==== PROVIDED MATERIAL

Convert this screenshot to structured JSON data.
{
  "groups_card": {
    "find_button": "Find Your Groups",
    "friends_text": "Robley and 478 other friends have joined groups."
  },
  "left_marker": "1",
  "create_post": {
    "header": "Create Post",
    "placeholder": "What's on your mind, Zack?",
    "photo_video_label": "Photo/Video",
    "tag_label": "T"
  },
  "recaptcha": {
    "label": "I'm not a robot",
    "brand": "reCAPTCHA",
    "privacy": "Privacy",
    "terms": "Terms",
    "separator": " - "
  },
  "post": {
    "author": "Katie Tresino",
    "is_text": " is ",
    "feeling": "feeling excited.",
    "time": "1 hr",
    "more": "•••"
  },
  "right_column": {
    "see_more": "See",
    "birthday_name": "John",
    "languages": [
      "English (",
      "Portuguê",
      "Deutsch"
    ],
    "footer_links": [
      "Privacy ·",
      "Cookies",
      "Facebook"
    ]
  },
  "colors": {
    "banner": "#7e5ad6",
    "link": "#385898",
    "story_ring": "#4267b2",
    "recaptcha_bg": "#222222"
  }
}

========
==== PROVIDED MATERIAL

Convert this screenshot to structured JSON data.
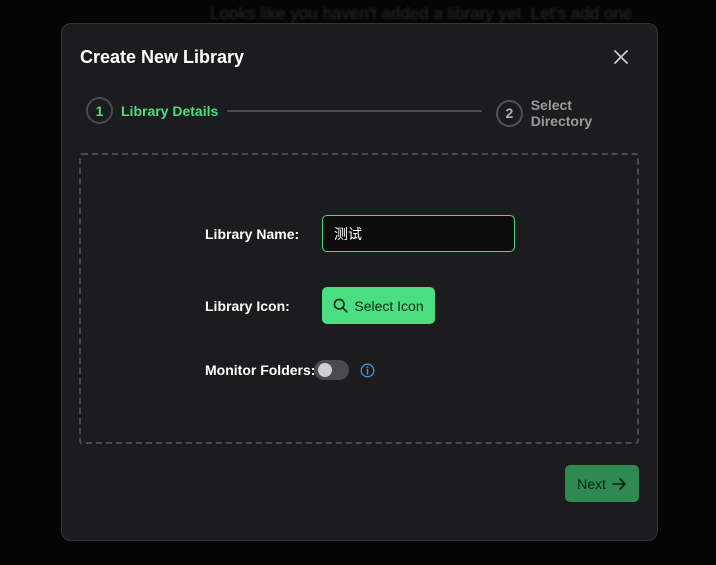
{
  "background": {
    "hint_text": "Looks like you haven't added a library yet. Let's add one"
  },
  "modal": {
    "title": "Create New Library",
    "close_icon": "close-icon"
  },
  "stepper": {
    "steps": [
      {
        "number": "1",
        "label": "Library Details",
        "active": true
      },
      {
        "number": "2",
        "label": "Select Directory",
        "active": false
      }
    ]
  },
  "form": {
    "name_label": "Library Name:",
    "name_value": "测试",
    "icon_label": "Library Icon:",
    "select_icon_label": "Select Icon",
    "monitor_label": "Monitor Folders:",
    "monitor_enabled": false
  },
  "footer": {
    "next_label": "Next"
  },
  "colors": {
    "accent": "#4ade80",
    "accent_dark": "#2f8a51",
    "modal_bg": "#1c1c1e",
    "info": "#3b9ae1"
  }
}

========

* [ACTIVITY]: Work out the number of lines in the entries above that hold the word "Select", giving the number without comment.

* [RESPONSE AREA]: 2